KEITHINKING: Woo-hoo! An ESA story with good news.


76 Fed. Reg. 8345 (Monday, February 14, 2011) / Notices
DEPARTMENT OF COMMERCE National Oceanic and Atmospheric Administration
RIN 0648–XA130
Endangered and Threatened Species; Recovery Plan Module for Columbia River Estuary Salmon and Steelhead
AGENCY: National Marine Fisheries Service (NMFS), National Oceanic and Atmospheric Administration (NOAA), Commerce.
ACTION: Notice of availability; recovery plan module for Columbia River estuary salmon and steelhead.

SUMMARY: NMFS announces the adoption of the Columbia River Estuary Endangered Species Act (ESA) Recovery Plan Module for Salmon and Steelhead (Estuary Module). The Estuary Module addresses the estuary recovery needs of all ESA-listed salmon and steelhead in the Columbia River Basin. All Columbia Basin salmon and steelhead ESA recovery plans will incorporate the Estuary Module by reference.

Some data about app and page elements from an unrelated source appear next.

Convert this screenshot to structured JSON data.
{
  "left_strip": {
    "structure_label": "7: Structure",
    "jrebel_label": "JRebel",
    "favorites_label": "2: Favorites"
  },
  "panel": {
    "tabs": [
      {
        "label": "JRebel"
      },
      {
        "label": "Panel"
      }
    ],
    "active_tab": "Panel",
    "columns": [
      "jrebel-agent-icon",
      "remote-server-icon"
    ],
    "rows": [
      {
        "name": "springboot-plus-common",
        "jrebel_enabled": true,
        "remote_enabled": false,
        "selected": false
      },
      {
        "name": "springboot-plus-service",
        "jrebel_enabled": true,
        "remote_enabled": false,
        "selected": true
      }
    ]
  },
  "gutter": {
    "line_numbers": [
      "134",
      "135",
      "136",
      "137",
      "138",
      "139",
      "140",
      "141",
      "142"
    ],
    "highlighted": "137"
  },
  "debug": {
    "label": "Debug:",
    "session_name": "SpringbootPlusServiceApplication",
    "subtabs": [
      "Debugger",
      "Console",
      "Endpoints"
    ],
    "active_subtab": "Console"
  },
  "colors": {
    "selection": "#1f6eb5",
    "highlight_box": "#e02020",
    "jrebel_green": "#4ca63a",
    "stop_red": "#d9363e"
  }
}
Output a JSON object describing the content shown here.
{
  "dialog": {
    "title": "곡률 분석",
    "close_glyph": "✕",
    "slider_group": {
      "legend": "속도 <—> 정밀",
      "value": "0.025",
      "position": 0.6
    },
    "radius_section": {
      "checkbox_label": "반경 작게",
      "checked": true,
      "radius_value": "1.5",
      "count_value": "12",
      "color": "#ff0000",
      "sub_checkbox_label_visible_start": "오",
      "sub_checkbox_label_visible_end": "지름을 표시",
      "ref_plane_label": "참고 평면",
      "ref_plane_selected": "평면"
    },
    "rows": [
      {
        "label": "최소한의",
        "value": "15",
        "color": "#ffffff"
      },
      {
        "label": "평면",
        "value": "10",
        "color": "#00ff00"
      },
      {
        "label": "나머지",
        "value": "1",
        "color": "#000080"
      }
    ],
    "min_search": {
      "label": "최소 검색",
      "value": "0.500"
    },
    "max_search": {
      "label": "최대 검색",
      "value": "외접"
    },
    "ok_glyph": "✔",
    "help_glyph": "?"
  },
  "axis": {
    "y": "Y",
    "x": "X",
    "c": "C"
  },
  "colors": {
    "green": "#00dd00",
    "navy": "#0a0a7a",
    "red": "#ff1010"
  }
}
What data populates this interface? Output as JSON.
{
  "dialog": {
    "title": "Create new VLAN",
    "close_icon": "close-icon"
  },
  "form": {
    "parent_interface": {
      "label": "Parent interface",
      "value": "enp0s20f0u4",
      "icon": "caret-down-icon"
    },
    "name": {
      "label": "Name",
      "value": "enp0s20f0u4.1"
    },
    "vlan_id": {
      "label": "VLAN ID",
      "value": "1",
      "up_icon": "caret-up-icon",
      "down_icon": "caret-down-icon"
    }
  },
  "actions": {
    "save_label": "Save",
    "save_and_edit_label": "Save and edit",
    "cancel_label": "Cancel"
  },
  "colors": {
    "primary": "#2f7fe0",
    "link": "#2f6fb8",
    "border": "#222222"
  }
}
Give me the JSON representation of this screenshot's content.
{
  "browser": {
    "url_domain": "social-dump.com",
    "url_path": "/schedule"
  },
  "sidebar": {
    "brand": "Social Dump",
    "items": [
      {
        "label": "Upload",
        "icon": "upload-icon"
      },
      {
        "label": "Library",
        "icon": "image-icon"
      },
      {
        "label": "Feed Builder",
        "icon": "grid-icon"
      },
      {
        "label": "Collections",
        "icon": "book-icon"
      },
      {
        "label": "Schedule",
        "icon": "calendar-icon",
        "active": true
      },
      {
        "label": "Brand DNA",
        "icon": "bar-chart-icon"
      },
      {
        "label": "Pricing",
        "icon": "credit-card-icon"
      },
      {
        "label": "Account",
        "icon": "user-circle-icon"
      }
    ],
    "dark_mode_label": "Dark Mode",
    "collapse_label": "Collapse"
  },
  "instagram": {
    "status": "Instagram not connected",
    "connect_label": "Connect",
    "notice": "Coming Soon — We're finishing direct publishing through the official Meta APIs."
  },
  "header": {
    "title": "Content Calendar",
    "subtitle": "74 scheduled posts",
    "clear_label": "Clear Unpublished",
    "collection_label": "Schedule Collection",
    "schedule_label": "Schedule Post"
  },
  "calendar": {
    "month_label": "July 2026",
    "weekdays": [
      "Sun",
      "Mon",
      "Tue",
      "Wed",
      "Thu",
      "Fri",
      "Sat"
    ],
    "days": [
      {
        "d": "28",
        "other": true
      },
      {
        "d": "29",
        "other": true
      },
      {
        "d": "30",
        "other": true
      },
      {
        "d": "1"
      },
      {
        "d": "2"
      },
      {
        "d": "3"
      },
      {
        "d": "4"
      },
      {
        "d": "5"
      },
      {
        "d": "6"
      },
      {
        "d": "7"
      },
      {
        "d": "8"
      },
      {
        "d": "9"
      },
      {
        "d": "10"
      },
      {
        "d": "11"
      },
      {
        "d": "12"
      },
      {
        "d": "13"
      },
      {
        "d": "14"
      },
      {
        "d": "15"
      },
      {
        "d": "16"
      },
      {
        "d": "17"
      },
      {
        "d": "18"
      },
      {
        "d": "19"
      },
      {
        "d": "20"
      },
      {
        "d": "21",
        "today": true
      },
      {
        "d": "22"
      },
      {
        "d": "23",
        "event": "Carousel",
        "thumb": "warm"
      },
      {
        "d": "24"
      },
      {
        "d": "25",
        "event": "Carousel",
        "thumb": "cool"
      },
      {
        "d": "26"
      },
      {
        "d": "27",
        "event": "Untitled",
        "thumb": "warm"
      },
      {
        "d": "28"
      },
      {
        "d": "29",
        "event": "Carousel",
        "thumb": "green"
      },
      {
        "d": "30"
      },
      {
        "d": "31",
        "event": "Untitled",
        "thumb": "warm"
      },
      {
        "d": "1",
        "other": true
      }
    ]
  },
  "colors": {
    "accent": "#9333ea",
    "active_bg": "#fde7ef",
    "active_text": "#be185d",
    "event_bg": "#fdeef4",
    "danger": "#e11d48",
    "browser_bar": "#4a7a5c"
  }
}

EXCERPT:  While local recovery planners appropriately focus on the tributary conditions within their jurisdictions and domains, NMFS recognized the need for consistent treatment of the factors in the estuary that affect all of the listed salmon and steelhead in the Columbia Basin. The Estuary Module addresses limiting factors, threats, and needed actions in the Columbia River estuary for the 13 ESUs and DPSs of salmon and steelhead listed in the basin. Each locally developed recovery plan will incorporate by reference the Estuary Module as its estuary component. This approach will ensure consistent treatment across locally developed recovery plans of the effects of the Columbia River estuary as well as a system-wide approach to evaluating and implementing estuary recovery actions…  
Conclusion.  The Estuary Module contributes to all the Columbia Basin salmon and steelhead recovery plans by analyzing limiting factors and threats related to survival of listed salmon and steelhead in the Columbia River estuary, identifying site-specific management actions related to those limiting factors and threats, and estimating the cost and time to implement those actions. NMFS will incorporate the Estuary Module by reference into all Columbia Basin salmon and steelhead recovery plans. We conclude that the Estuary Module provides information that helps to meet the requirements for recovery plans
under ESA section 4(f), and adopt it as a component of Columbia.

KEITHINKING: Two good news stories in a row? Is that a trend?